So, now what could this tell us about Osborne? Why would he want to antagonize the Church?
If he only cared about political power, then dealing with Calvard would be the main path to, well, Zemurian domination. While invading North Ambria could be a stepping stone towards that, it doesn’t seem like the devastated nation will give much strength to Erebonia, and the movement might antagonize all the other remaining small nations, which had been cautiously neutral during the whole fight for Crossbell. If Osborne’s fight against Ouroboros was only in self-defence, then risking the wrath of the Church, the only organization able to fight it as their equal, would be too dangerous.
With this I’ll now piggyback on floofy’s theory about the relation between the Septian Church, the Grailsritter and Ouroboros. (you can read it here.) Osborne might know of such connection. Thus, his motivation can be to rid Zemuria of such ancient conspiracies and obscure traditions. For him Ourobors, the Gralsritter and the Church would be the same: hermetic and ancient organizations with nebulous objectives and enormous secretism but no problem with toying with the lives of the common man and causing mayhem in the Continent. After all, aren’t in the end stigmas, artifacts and other mystical powers a way to lift a man beyond the level of the rest of the population and society? What does a crowd protesting or a nation mean to someone with an artifact able to obliterate half a city, or Divergent Laws capable of outright ignoring physical laws? Ouroboros, despite the good(?) intentions of some of their members, has left amply clear that it doesn’t abide by any kind of international law or authority. The Church, while at least it tries, does still have a number of agents undercover with a frightening amount of destructive power, and an almost absurd amount of secretism. It will probably be hard for any political idealist to tolerate such existences in their perfect world.

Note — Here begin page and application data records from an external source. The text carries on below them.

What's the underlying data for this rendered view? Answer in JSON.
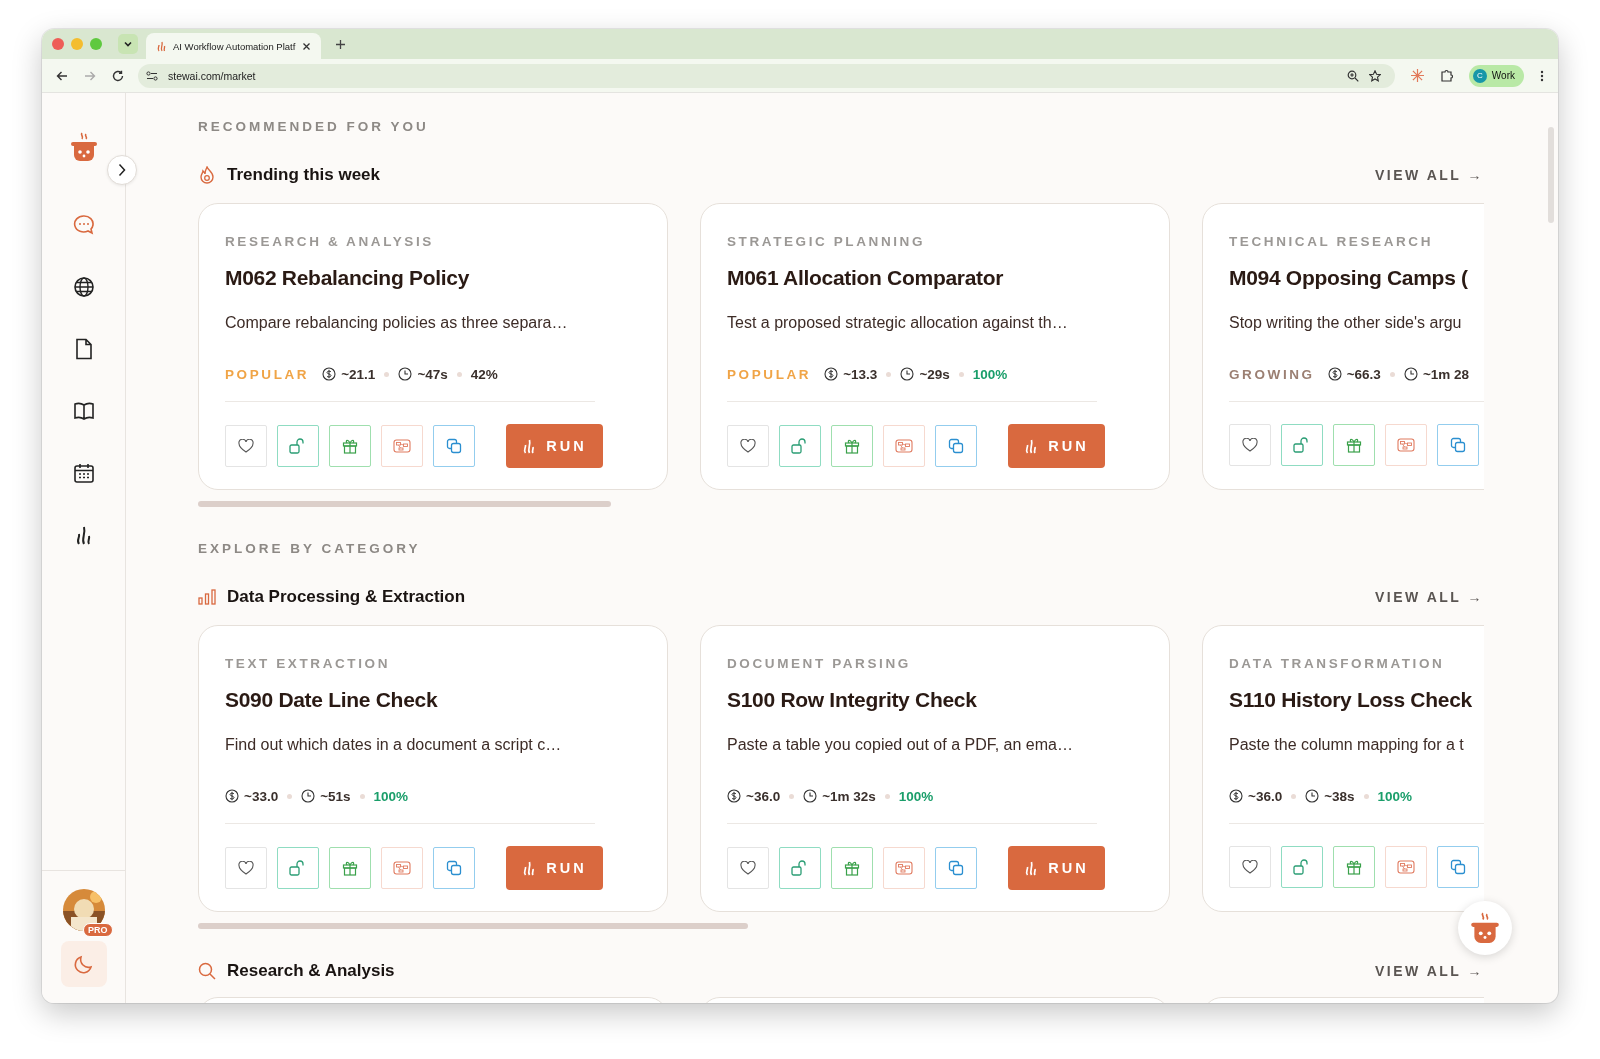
{
  "browser": {
    "tab_title": "AI Workflow Automation Platf",
    "address": "stewai.com/market",
    "profile": {
      "initial": "C",
      "label": "Work"
    }
  },
  "sidebar": {
    "badge": "PRO"
  },
  "sections": [
    {
      "heading": "RECOMMENDED FOR YOU",
      "title": "Trending this week",
      "view_all": "VIEW ALL →",
      "cards": [
        {
          "category": "RESEARCH & ANALYSIS",
          "title": "M062 Rebalancing Policy",
          "description": "Compare rebalancing policies as three separa…",
          "tag": {
            "text": "POPULAR",
            "kind": "popular"
          },
          "cost": "~21.1",
          "time": "~47s",
          "rate": "42%",
          "rate_high": false,
          "run": "RUN"
        },
        {
          "category": "STRATEGIC PLANNING",
          "title": "M061 Allocation Comparator",
          "description": "Test a proposed strategic allocation against th…",
          "tag": {
            "text": "POPULAR",
            "kind": "popular"
          },
          "cost": "~13.3",
          "time": "~29s",
          "rate": "100%",
          "rate_high": true,
          "run": "RUN"
        },
        {
          "category": "TECHNICAL RESEARCH",
          "title": "M094 Opposing Camps (",
          "description": "Stop writing the other side's argu",
          "tag": {
            "text": "GROWING",
            "kind": "growing"
          },
          "cost": "~66.3",
          "time": "~1m 28"
        }
      ]
    },
    {
      "heading": "EXPLORE BY CATEGORY",
      "title": "Data Processing & Extraction",
      "view_all": "VIEW ALL →",
      "cards": [
        {
          "category": "TEXT EXTRACTION",
          "title": "S090 Date Line Check",
          "description": "Find out which dates in a document a script c…",
          "cost": "~33.0",
          "time": "~51s",
          "rate": "100%",
          "rate_high": true,
          "run": "RUN"
        },
        {
          "category": "DOCUMENT PARSING",
          "title": "S100 Row Integrity Check",
          "description": "Paste a table you copied out of a PDF, an ema…",
          "cost": "~36.0",
          "time": "~1m 32s",
          "rate": "100%",
          "rate_high": true,
          "run": "RUN"
        },
        {
          "category": "DATA TRANSFORMATION",
          "title": "S110 History Loss Check",
          "description": "Paste the column mapping for a t",
          "cost": "~36.0",
          "time": "~38s",
          "rate": "100%",
          "rate_high": true
        }
      ]
    },
    {
      "title": "Research & Analysis",
      "view_all": "VIEW ALL →"
    }
  ]
}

Such motive would also make his alignment clearer in the overall scheme of the series. It could also be a single cog of a more complex motivation (Osborne was after all a man of the military before moving on to politics, and there’s the whole Hamel Incident) but I feel his overall reasoning might not be too far off from it. Now, how he even plans to start fighting against them I don’t know. In normal terms it would be impossible, so he must have some kind of plan.
However, if this is true and he really plans to take on both the Septian Church and Ouroboros… Let’s just say the resulting fireworks will be worth watching.